Lake Puruvesi, located in Savonlinna, Kerimäki, Punkaharju and Kitee municipalities, is part of Lake Saimaa, the largest lake in Finland. Lake Puruvesi basin, divided from Lake Saimaa by narrow straits, is known of its exceptionally clear water. Lake Puruvesi is ground water influenced and is notably clearer than the rest of Lake Saimaa. Lake Puruvesi has exceptionally clear water for a large lake in Finland. Healthy fish stocks and clear water create excellent conditions for spearfishing, and Lake Puruvesi is known for exceptionally good catch and trophy fishes among spearous. The area of Lake Puruvesi is approximately 420 km2. The mean depth of Lake Puruvesi is eight meters because of the large shallow water areas of the lake. The Lake also offers deeper areas and the deepest spot is 61 meters. Lake Puruvesi has remained in natural state in many places and it has characteristics of true wilderness. Vast open waters fragmented by islands and ridges are typical for Lake Puruvesi. Lake Puruvesi has 720 islands and part of them are uninhabited and in natural state. Large part of Lake Puruvesi belongs to Natura 2000 -network, and the Lake Puruvesi Natura-area is established to protect the exceptional ultra oligotrophic vegetation and water quality of the lake. One unique species of Lake Puruvesi is critically endangered Saimaa ringed seal, which is a species adapted to live in fresh water lake after ice age. There are only a bit over 400 Saimaa ringed seals in the world, and the species lives only in Lake Saimaa. Punkaharju ridge, formed by ice age, separates Lake Puruvesi from the adjacent Pihlajavesi lake basin of Lake Saimaa. Almost ten kilometres long ridge is borders to Lake Pihlajavesi in the south and to Lake Puruvesi in the north. Punkaharju ridge is one of the national sceneries of Finland and it is also internationally significant travel destination in Finland. The history of travel in Punkaharju ridge extends to 1800th century, when Punkaharju National Hotel was built. The old pine forests and beautiful nature sceneries have attracted travellers to this day.
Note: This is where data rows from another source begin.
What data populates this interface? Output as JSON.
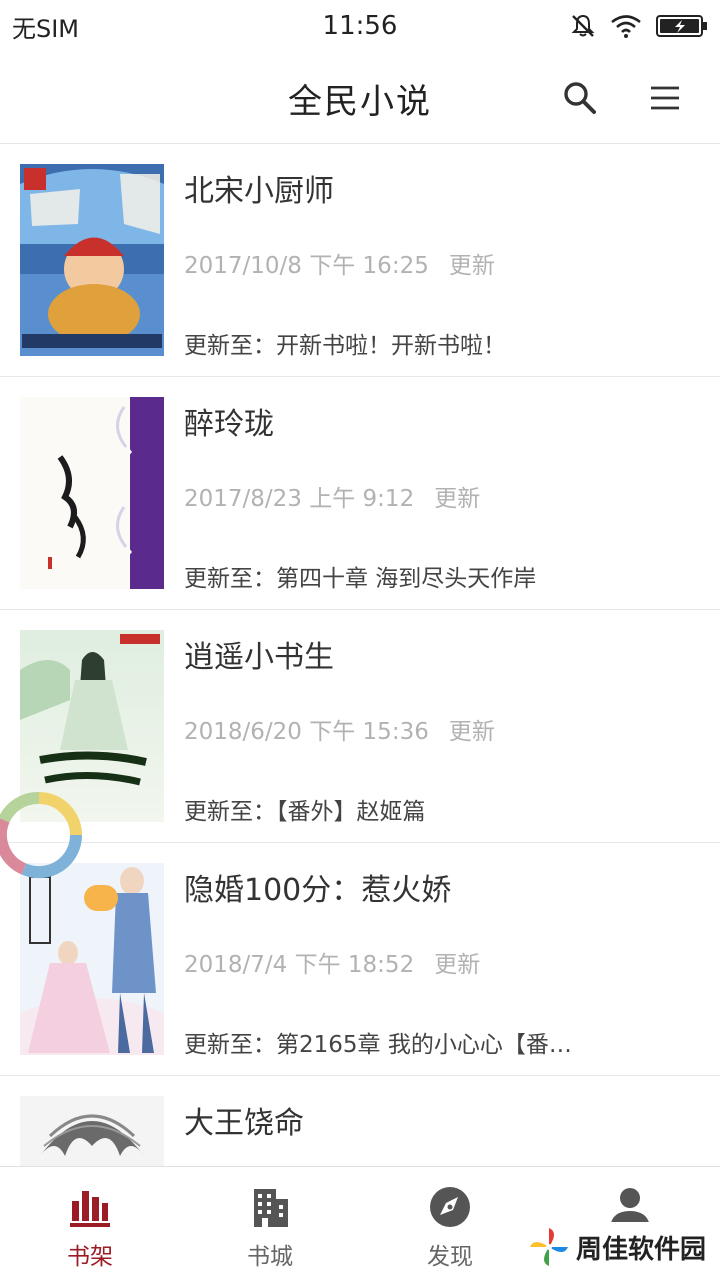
{
  "status_bar": {
    "carrier": "无SIM",
    "time": "11:56"
  },
  "header": {
    "title": "全民小说"
  },
  "books": [
    {
      "title": "北宋小厨师",
      "update_time": "2017/10/8 下午 16:25",
      "update_label": "更新",
      "latest": "更新至：开新书啦！开新书啦！"
    },
    {
      "title": "醉玲珑",
      "update_time": "2017/8/23 上午 9:12",
      "update_label": "更新",
      "latest": "更新至：第四十章 海到尽头天作岸"
    },
    {
      "title": "逍遥小书生",
      "update_time": "2018/6/20 下午 15:36",
      "update_label": "更新",
      "latest": "更新至：【番外】赵姬篇"
    },
    {
      "title": "隐婚100分：惹火娇",
      "update_time": "2018/7/4 下午 18:52",
      "update_label": "更新",
      "latest": "更新至：第2165章 我的小心心【番…"
    },
    {
      "title": "大王饶命",
      "update_time": "",
      "update_label": "",
      "latest": ""
    }
  ],
  "tabs": [
    {
      "label": "书架",
      "icon": "bookshelf-icon",
      "active": true
    },
    {
      "label": "书城",
      "icon": "building-icon",
      "active": false
    },
    {
      "label": "发现",
      "icon": "compass-icon",
      "active": false
    },
    {
      "label": "我的",
      "icon": "user-icon",
      "active": false
    }
  ],
  "watermark": {
    "text": "周佳软件园"
  },
  "colors": {
    "accent": "#9b1c24",
    "tab_inactive": "#666666",
    "secondary_text": "#b2b2b2"
  }
}
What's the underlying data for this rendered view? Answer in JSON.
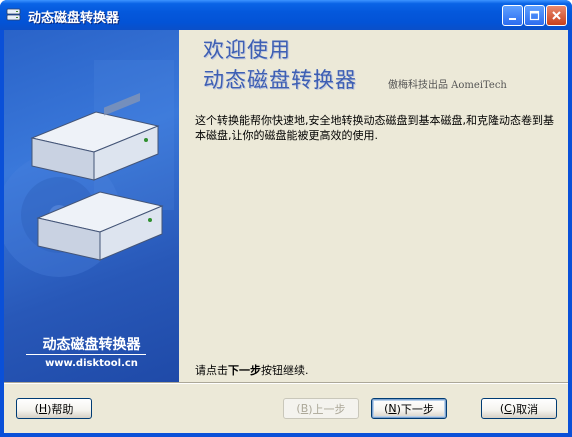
{
  "window": {
    "title": "动态磁盘转换器",
    "icon": "app-disk-icon",
    "controls": [
      "minimize-icon",
      "maximize-icon",
      "close-icon"
    ]
  },
  "banner": {
    "title": "动态磁盘转换器",
    "url": "www.disktool.cn",
    "image": "hard-disk-icon"
  },
  "main": {
    "welcome_line1": "欢迎使用",
    "welcome_line2": "动态磁盘转换器",
    "publisher": "傲梅科技出品 AomeiTech",
    "description": "这个转换能帮你快速地,安全地转换动态磁盘到基本磁盘,和克隆动态卷到基本磁盘,让你的磁盘能被更高效的使用.",
    "continue_prefix": "请点击",
    "continue_bold": "下一步",
    "continue_suffix": "按钮继续."
  },
  "buttons": {
    "help": {
      "prefix": "(",
      "accel": "H",
      "suffix": ")帮助"
    },
    "back": {
      "prefix": "(",
      "accel": "B",
      "suffix": ")上一步"
    },
    "next": {
      "prefix": "(",
      "accel": "N",
      "suffix": ")下一步"
    },
    "cancel": {
      "prefix": "(",
      "accel": "C",
      "suffix": ")取消"
    }
  },
  "colors": {
    "titlebar": "#0458dc",
    "banner": "#2a63c8",
    "heading": "#3e5fb3",
    "dialog_bg": "#ece9d8"
  }
}
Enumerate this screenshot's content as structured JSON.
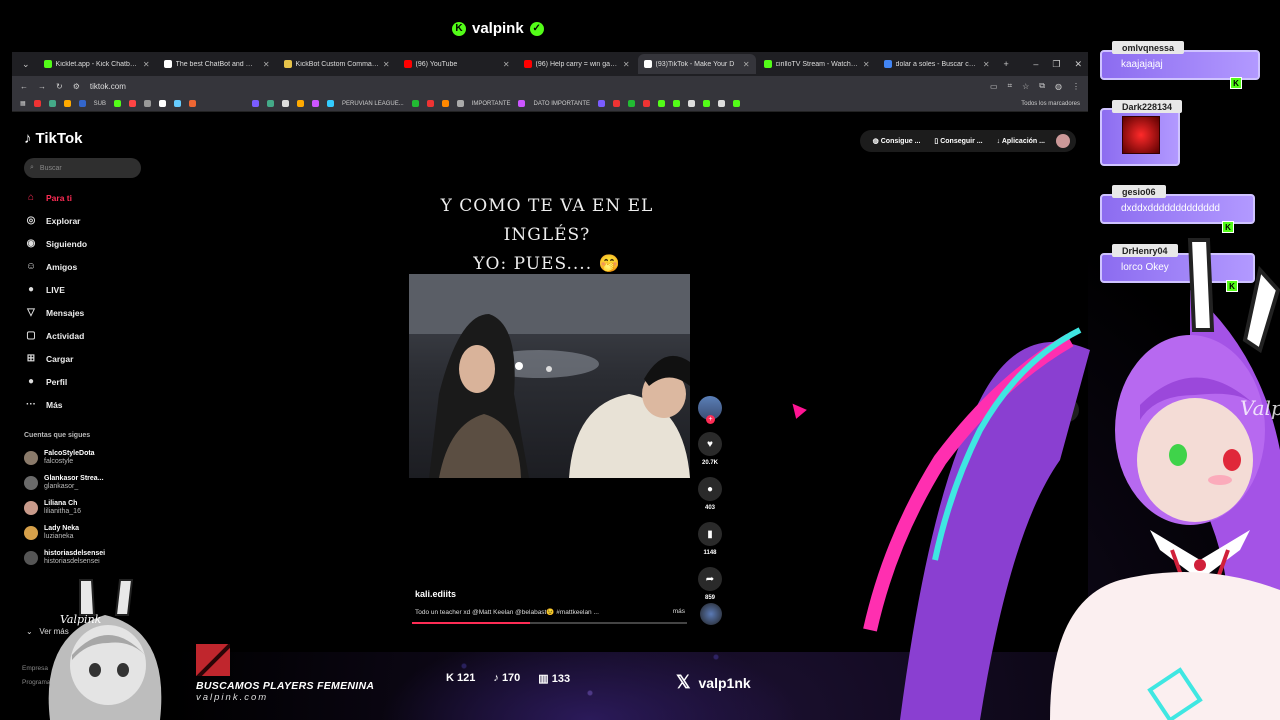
{
  "stream": {
    "top_username": "valpink",
    "promo_text": "BUSCAMOS PLAYERS FEMENINA",
    "promo_url": "valpink.com",
    "stat_followers": "121",
    "stat_likes": "170",
    "stat_viewers": "133",
    "x_handle": "valp1nk"
  },
  "browser": {
    "tabs": [
      {
        "label": "Kicklet.app - Kick Chatbot an",
        "color": "#53fc18"
      },
      {
        "label": "The best ChatBot and Widge",
        "color": "#ffffff"
      },
      {
        "label": "KickBot Custom Commands",
        "color": "#e6c34a"
      },
      {
        "label": "(96) YouTube",
        "color": "#ff0000"
      },
      {
        "label": "(96) Help carry = win game",
        "color": "#ff0000"
      },
      {
        "label": "(93)TikTok - Make Your D",
        "color": "#ffffff",
        "active": true
      },
      {
        "label": "cirilloTV Stream - Watch Live",
        "color": "#53fc18"
      },
      {
        "label": "dolar a soles - Buscar con Go",
        "color": "#4285f4"
      }
    ],
    "url": "tiktok.com",
    "bookmarks": [
      {
        "label": "SUB",
        "color": "#888"
      },
      {
        "label": "PERUVIAN LEAGUE...",
        "color": "#7a5cff"
      },
      {
        "label": "IMPORTANTE",
        "color": "#4285f4"
      },
      {
        "label": "DATO IMPORTANTE",
        "color": "#aaa"
      }
    ],
    "all_bookmarks": "Todos los marcadores"
  },
  "tiktok": {
    "logo": "TikTok",
    "search_placeholder": "Buscar",
    "nav": [
      {
        "label": "Para ti",
        "icon": "home-icon",
        "glyph": "⌂",
        "active": true
      },
      {
        "label": "Explorar",
        "icon": "compass-icon",
        "glyph": "◎"
      },
      {
        "label": "Siguiendo",
        "icon": "following-icon",
        "glyph": "◉"
      },
      {
        "label": "Amigos",
        "icon": "friends-icon",
        "glyph": "☺"
      },
      {
        "label": "LIVE",
        "icon": "live-icon",
        "glyph": "●"
      },
      {
        "label": "Mensajes",
        "icon": "messages-icon",
        "glyph": "▽"
      },
      {
        "label": "Actividad",
        "icon": "activity-icon",
        "glyph": "▢"
      },
      {
        "label": "Cargar",
        "icon": "upload-icon",
        "glyph": "⊞"
      },
      {
        "label": "Perfil",
        "icon": "profile-icon",
        "glyph": "●"
      },
      {
        "label": "Más",
        "icon": "more-icon",
        "glyph": "···"
      }
    ],
    "following_title": "Cuentas que sigues",
    "following": [
      {
        "name": "FalcoStyleDota",
        "handle": "falcostyle",
        "color": "#8a7a6a"
      },
      {
        "name": "Glankasor Strea...",
        "handle": "glankasor_",
        "color": "#6a6a6a"
      },
      {
        "name": "Liliana Ch",
        "handle": "lilianitha_16",
        "color": "#c89a8a"
      },
      {
        "name": "Lady Neka",
        "handle": "luzianeka",
        "color": "#d6a04a"
      },
      {
        "name": "historiasdelsensei",
        "handle": "historiasdelsensei",
        "color": "#555"
      }
    ],
    "ver_mas": "Ver más",
    "footer": [
      "Empresa",
      "Programa"
    ],
    "top_buttons": [
      "Consigue ...",
      "Conseguir ...",
      "Aplicación ..."
    ],
    "caption_line1": "Y COMO TE VA EN EL INGLÉS?",
    "caption_line2": "YO: PUES.... 🤭",
    "author": "kali.ediits",
    "description": "Todo un teacher xd @Matt Keelan @belabast😉 #mattkeelan ...",
    "more_label": "más",
    "progress": 0.43,
    "likes": "20.7K",
    "comments": "403",
    "saves": "1148",
    "shares": "859"
  },
  "chat": [
    {
      "user": "omlvqnessa",
      "message": "kaajajajaj"
    },
    {
      "user": "Dark228134",
      "message": ""
    },
    {
      "user": "gesio06",
      "message": "dxddxddddddddddddd"
    },
    {
      "user": "DrHenry04",
      "message": "lorco Okey"
    }
  ]
}
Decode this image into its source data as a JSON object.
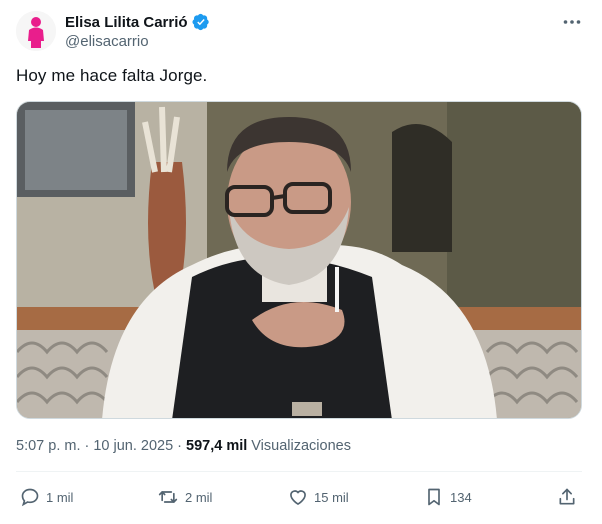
{
  "author": {
    "display_name": "Elisa Lilita Carrió",
    "handle": "@elisacarrio",
    "avatar_icon": "pink-silhouette-avatar",
    "verified_icon": "verified-badge-icon",
    "verified_color": "#1d9bf0"
  },
  "tweet": {
    "text": "Hoy me hace falta Jorge.",
    "media_description_icon": "photo-man-with-beard-and-glasses"
  },
  "meta": {
    "time": "5:07 p. m.",
    "separator": "·",
    "date": "10 jun. 2025",
    "views_count": "597,4 mil",
    "views_label": "Visualizaciones"
  },
  "actions": {
    "replies": "1 mil",
    "reposts": "2 mil",
    "likes": "15 mil",
    "bookmarks": "134"
  },
  "colors": {
    "text_primary": "#0f1419",
    "text_secondary": "#536471",
    "divider": "#eff3f4",
    "avatar_pink": "#e91e8c"
  }
}
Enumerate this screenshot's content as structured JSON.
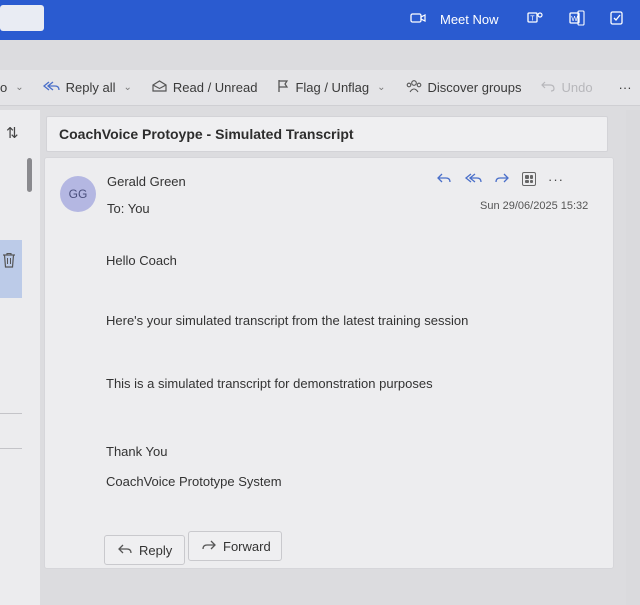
{
  "topbar": {
    "meet_now_label": "Meet Now",
    "icons": [
      "video-icon",
      "teams-icon",
      "word-icon",
      "todo-icon"
    ]
  },
  "toolbar": {
    "partial_label": "o",
    "reply_all_label": "Reply all",
    "read_unread_label": "Read / Unread",
    "flag_label": "Flag / Unflag",
    "discover_groups_label": "Discover groups",
    "undo_label": "Undo",
    "more_label": "···"
  },
  "message": {
    "subject": "CoachVoice Protoype - Simulated Transcript",
    "avatar_initials": "GG",
    "sender": "Gerald Green",
    "to": "To:  You",
    "date": "Sun 29/06/2025 15:32",
    "body": {
      "greeting": "Hello Coach",
      "line1": "Here's your simulated transcript from the latest training session",
      "line2": "This is a simulated transcript for demonstration purposes",
      "signoff": "Thank You",
      "signature": "CoachVoice Prototype System"
    },
    "reply_label": "Reply",
    "forward_label": "Forward",
    "more_label": "···"
  }
}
Spearfishing is by definition one of the most sustainable forms of fishing; only selected individuals are caught and rapidly dispatched. The competition area is situated in an area where fish stocks are in good condition and the species included in the competition all exhibit highly viable populations. The removal of some species, such as Cyprinids, including the bream (Abramis brama), is encouraged due to their potential role in exacerbating eutrophication in Finnish lakes as a whole. The competition secretariat has also taken measures to ensure a minimum impact of the competition on the local fish community by limiting the number of pike (Esox lucius) that can be caught. Apex predators are important for controlling bottom feeding, and thus nutrient resuspending, fish species. This is why the secretariat has chosen to limit the number of pikes to 1 per competitor. All in all, lake Puruvesi is an ideal location for the competition, since all fish stocks allowed in the competition are targeted also by professional fishermen in the lake. The impact of spearfishing on these fish stocks and the livelihood of the fishermen is minimal. All fish caught in the competition will be consumed either as human food or as feed for animals and no fish are wasted or left unused. Thus, ethics and sustainability are the central values of this unique and novel competition format. The lake is a unique environment, and the home of Europe's only freshwater seal, the Saimaa ringed seal (Pusa hispida saimensis), wherefore it is of utmost importance to care for the environment. Spearfishing is a way of caring for the environment while collecting sustainable food from nature. The practitioners of this sport - the so called 'spearos' - are ambassadors of sustainability and respect for nature and all its diversity.